**Problem details:**
The answer should reproduce the listing below character for character.

**Recorded information:**

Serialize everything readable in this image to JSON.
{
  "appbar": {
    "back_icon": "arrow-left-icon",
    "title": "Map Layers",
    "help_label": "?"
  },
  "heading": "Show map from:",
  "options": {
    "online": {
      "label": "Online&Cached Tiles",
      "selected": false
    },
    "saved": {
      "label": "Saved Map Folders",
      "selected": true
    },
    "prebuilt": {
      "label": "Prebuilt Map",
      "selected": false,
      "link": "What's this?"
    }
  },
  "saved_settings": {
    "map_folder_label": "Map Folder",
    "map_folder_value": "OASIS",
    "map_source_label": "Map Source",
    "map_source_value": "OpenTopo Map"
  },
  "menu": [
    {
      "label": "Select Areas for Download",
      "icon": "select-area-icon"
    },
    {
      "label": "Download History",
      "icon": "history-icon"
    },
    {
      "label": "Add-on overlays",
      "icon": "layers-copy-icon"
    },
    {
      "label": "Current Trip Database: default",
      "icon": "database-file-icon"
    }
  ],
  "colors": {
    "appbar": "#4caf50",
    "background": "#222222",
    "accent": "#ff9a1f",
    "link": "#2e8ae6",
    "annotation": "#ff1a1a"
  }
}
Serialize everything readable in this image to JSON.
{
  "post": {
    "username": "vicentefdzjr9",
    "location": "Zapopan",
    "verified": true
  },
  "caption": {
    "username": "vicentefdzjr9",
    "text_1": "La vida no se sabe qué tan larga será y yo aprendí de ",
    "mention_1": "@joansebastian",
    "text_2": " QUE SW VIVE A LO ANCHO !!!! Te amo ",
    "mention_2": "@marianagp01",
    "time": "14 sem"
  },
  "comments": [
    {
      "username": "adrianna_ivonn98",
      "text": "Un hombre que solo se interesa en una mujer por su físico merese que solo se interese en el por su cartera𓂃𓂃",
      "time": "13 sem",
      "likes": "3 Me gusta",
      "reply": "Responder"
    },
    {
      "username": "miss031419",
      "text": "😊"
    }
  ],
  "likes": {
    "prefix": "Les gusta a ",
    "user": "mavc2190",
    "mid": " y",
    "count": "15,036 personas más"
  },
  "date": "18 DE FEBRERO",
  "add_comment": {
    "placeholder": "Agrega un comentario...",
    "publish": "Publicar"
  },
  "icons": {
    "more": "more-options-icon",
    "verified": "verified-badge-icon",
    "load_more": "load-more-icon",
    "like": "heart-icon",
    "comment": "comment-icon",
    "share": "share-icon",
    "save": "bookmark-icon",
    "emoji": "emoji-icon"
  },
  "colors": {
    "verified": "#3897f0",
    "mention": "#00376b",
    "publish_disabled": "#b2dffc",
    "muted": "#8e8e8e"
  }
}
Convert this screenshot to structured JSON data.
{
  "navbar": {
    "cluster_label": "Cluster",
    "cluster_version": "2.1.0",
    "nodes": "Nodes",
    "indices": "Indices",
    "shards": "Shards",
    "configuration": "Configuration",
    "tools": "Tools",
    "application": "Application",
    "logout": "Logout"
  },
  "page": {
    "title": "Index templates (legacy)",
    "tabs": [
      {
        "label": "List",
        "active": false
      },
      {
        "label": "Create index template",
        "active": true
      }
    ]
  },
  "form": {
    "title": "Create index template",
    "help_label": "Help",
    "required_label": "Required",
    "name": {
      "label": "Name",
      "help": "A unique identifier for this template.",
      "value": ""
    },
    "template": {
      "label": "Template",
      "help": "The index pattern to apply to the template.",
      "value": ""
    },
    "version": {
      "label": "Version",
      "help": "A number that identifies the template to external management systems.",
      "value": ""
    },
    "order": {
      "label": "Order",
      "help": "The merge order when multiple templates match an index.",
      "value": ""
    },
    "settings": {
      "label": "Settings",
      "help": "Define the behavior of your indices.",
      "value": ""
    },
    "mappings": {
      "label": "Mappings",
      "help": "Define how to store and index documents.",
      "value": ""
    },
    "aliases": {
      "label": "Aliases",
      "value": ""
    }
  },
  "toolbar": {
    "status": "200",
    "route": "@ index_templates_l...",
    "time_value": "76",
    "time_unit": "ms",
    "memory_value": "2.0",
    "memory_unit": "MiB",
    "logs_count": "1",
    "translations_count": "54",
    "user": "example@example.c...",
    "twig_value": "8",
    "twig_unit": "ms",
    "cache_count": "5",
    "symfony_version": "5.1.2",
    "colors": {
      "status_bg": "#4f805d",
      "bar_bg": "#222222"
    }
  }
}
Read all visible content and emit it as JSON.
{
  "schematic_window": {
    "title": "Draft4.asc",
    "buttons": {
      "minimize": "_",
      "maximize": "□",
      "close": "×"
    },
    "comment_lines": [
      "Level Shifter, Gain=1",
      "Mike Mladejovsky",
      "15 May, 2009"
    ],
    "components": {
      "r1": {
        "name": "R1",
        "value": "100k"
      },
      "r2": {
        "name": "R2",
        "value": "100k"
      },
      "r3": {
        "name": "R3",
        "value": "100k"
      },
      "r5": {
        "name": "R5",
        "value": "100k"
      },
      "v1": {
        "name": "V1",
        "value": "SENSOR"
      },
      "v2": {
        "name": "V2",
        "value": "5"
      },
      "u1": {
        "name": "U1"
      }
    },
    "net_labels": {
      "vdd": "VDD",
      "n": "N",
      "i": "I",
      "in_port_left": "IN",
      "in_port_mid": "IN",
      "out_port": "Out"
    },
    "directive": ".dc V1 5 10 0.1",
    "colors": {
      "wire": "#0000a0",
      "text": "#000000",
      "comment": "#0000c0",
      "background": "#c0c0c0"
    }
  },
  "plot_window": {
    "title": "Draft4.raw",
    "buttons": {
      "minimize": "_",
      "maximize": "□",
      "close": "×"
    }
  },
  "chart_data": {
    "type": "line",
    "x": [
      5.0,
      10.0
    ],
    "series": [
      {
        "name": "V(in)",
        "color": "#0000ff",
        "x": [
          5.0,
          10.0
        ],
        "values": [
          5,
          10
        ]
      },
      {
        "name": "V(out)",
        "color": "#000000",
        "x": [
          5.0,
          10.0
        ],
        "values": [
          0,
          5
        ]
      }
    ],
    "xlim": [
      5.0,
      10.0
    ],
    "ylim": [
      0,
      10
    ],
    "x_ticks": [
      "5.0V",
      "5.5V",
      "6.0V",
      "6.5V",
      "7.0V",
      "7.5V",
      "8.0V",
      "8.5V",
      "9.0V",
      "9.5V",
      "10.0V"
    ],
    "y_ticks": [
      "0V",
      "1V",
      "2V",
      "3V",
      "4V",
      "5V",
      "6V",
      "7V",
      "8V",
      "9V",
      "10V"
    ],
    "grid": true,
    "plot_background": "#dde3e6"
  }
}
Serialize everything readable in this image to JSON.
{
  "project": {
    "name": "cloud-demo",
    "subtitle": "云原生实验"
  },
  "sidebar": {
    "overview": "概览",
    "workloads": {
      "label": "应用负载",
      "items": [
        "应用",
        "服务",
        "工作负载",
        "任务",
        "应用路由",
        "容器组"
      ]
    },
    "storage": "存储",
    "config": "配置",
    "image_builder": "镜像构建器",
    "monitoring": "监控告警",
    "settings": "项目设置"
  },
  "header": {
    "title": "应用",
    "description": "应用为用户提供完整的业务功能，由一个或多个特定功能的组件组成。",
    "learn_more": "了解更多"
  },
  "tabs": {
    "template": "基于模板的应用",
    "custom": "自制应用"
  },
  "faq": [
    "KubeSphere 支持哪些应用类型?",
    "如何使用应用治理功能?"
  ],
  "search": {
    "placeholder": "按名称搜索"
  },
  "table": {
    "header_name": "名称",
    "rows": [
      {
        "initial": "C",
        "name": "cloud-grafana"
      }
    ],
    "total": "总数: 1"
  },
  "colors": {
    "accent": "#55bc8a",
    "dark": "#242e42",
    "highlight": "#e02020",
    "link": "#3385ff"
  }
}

**Response to this task:**
Serialize everything readable in this image to JSON.
{
  "appbar": {
    "back_icon": "arrow-left-icon",
    "title": "Map Layers",
    "help_label": "?"
  },
  "heading": "Show map from:",
  "options": {
    "online": {
      "label": "Online&Cached Tiles",
      "selected": false
    },
    "saved": {
      "label": "Saved Map Folders",
      "selected": true
    },
    "prebuilt": {
      "label": "Prebuilt Map",
      "selected": false,
      "link": "What's this?"
    }
  },
  "saved_settings": {
    "map_folder_label": "Map Folder",
    "map_folder_value": "OASIS",
    "map_source_label": "Map Source",
    "map_source_value": "OpenTopo Map"
  },
  "menu": [
    {
      "label": "Select Areas for Download",
      "icon": "select-area-icon"
    },
    {
      "label": "Download History",
      "icon": "history-icon"
    },
    {
      "label": "Add-on overlays",
      "icon": "layers-copy-icon"
    },
    {
      "label": "Current Trip Database: default",
      "icon": "database-file-icon"
    }
  ],
  "colors": {
    "appbar": "#4caf50",
    "background": "#222222",
    "accent": "#ff9a1f",
    "link": "#2e8ae6",
    "annotation": "#ff1a1a"
  }
}
Serialize everything readable in this image to JSON.
{
  "post": {
    "username": "vicentefdzjr9",
    "location": "Zapopan",
    "verified": true
  },
  "caption": {
    "username": "vicentefdzjr9",
    "text_1": "La vida no se sabe qué tan larga será y yo aprendí de ",
    "mention_1": "@joansebastian",
    "text_2": " QUE SW VIVE A LO ANCHO !!!! Te amo ",
    "mention_2": "@marianagp01",
    "time": "14 sem"
  },
  "comments": [
    {
      "username": "adrianna_ivonn98",
      "text": "Un hombre que solo se interesa en una mujer por su físico merese que solo se interese en el por su cartera𓂃𓂃",
      "time": "13 sem",
      "likes": "3 Me gusta",
      "reply": "Responder"
    },
    {
      "username": "miss031419",
      "text": "😊"
    }
  ],
  "likes": {
    "prefix": "Les gusta a ",
    "user": "mavc2190",
    "mid": " y",
    "count": "15,036 personas más"
  },
  "date": "18 DE FEBRERO",
  "add_comment": {
    "placeholder": "Agrega un comentario...",
    "publish": "Publicar"
  },
  "icons": {
    "more": "more-options-icon",
    "verified": "verified-badge-icon",
    "load_more": "load-more-icon",
    "like": "heart-icon",
    "comment": "comment-icon",
    "share": "share-icon",
    "save": "bookmark-icon",
    "emoji": "emoji-icon"
  },
  "colors": {
    "verified": "#3897f0",
    "mention": "#00376b",
    "publish_disabled": "#b2dffc",
    "muted": "#8e8e8e"
  }
}
Convert this screenshot to structured JSON data.
{
  "navbar": {
    "cluster_label": "Cluster",
    "cluster_version": "2.1.0",
    "nodes": "Nodes",
    "indices": "Indices",
    "shards": "Shards",
    "configuration": "Configuration",
    "tools": "Tools",
    "application": "Application",
    "logout": "Logout"
  },
  "page": {
    "title": "Index templates (legacy)",
    "tabs": [
      {
        "label": "List",
        "active": false
      },
      {
        "label": "Create index template",
        "active": true
      }
    ]
  },
  "form": {
    "title": "Create index template",
    "help_label": "Help",
    "required_label": "Required",
    "name": {
      "label": "Name",
      "help": "A unique identifier for this template.",
      "value": ""
    },
    "template": {
      "label": "Template",
      "help": "The index pattern to apply to the template.",
      "value": ""
    },
    "version": {
      "label": "Version",
      "help": "A number that identifies the template to external management systems.",
      "value": ""
    },
    "order": {
      "label": "Order",
      "help": "The merge order when multiple templates match an index.",
      "value": ""
    },
    "settings": {
      "label": "Settings",
      "help": "Define the behavior of your indices.",
      "value": ""
    },
    "mappings": {
      "label": "Mappings",
      "help": "Define how to store and index documents.",
      "value": ""
    },
    "aliases": {
      "label": "Aliases",
      "value": ""
    }
  },
  "toolbar": {
    "status": "200",
    "route": "@ index_templates_l...",
    "time_value": "76",
    "time_unit": "ms",
    "memory_value": "2.0",
    "memory_unit": "MiB",
    "logs_count": "1",
    "translations_count": "54",
    "user": "example@example.c...",
    "twig_value": "8",
    "twig_unit": "ms",
    "cache_count": "5",
    "symfony_version": "5.1.2",
    "colors": {
      "status_bg": "#4f805d",
      "bar_bg": "#222222"
    }
  }
}
Read all visible content and emit it as JSON.
{
  "schematic_window": {
    "title": "Draft4.asc",
    "buttons": {
      "minimize": "_",
      "maximize": "□",
      "close": "×"
    },
    "comment_lines": [
      "Level Shifter, Gain=1",
      "Mike Mladejovsky",
      "15 May, 2009"
    ],
    "components": {
      "r1": {
        "name": "R1",
        "value": "100k"
      },
      "r2": {
        "name": "R2",
        "value": "100k"
      },
      "r3": {
        "name": "R3",
        "value": "100k"
      },
      "r5": {
        "name": "R5",
        "value": "100k"
      },
      "v1": {
        "name": "V1",
        "value": "SENSOR"
      },
      "v2": {
        "name": "V2",
        "value": "5"
      },
      "u1": {
        "name": "U1"
      }
    },
    "net_labels": {
      "vdd": "VDD",
      "n": "N",
      "i": "I",
      "in_port_left": "IN",
      "in_port_mid": "IN",
      "out_port": "Out"
    },
    "directive": ".dc V1 5 10 0.1",
    "colors": {
      "wire": "#0000a0",
      "text": "#000000",
      "comment": "#0000c0",
      "background": "#c0c0c0"
    }
  },
  "plot_window": {
    "title": "Draft4.raw",
    "buttons": {
      "minimize": "_",
      "maximize": "□",
      "close": "×"
    }
  },
  "chart_data": {
    "type": "line",
    "x": [
      5.0,
      10.0
    ],
    "series": [
      {
        "name": "V(in)",
        "color": "#0000ff",
        "x": [
          5.0,
          10.0
        ],
        "values": [
          5,
          10
        ]
      },
      {
        "name": "V(out)",
        "color": "#000000",
        "x": [
          5.0,
          10.0
        ],
        "values": [
          0,
          5
        ]
      }
    ],
    "xlim": [
      5.0,
      10.0
    ],
    "ylim": [
      0,
      10
    ],
    "x_ticks": [
      "5.0V",
      "5.5V",
      "6.0V",
      "6.5V",
      "7.0V",
      "7.5V",
      "8.0V",
      "8.5V",
      "9.0V",
      "9.5V",
      "10.0V"
    ],
    "y_ticks": [
      "0V",
      "1V",
      "2V",
      "3V",
      "4V",
      "5V",
      "6V",
      "7V",
      "8V",
      "9V",
      "10V"
    ],
    "grid": true,
    "plot_background": "#dde3e6"
  }
}
Serialize everything readable in this image to JSON.
{
  "project": {
    "name": "cloud-demo",
    "subtitle": "云原生实验"
  },
  "sidebar": {
    "overview": "概览",
    "workloads": {
      "label": "应用负载",
      "items": [
        "应用",
        "服务",
        "工作负载",
        "任务",
        "应用路由",
        "容器组"
      ]
    },
    "storage": "存储",
    "config": "配置",
    "image_builder": "镜像构建器",
    "monitoring": "监控告警",
    "settings": "项目设置"
  },
  "header": {
    "title": "应用",
    "description": "应用为用户提供完整的业务功能，由一个或多个特定功能的组件组成。",
    "learn_more": "了解更多"
  },
  "tabs": {
    "template": "基于模板的应用",
    "custom": "自制应用"
  },
  "faq": [
    "KubeSphere 支持哪些应用类型?",
    "如何使用应用治理功能?"
  ],
  "search": {
    "placeholder": "按名称搜索"
  },
  "table": {
    "header_name": "名称",
    "rows": [
      {
        "initial": "C",
        "name": "cloud-grafana"
      }
    ],
    "total": "总数: 1"
  },
  "colors": {
    "accent": "#55bc8a",
    "dark": "#242e42",
    "highlight": "#e02020",
    "link": "#3385ff"
  }
}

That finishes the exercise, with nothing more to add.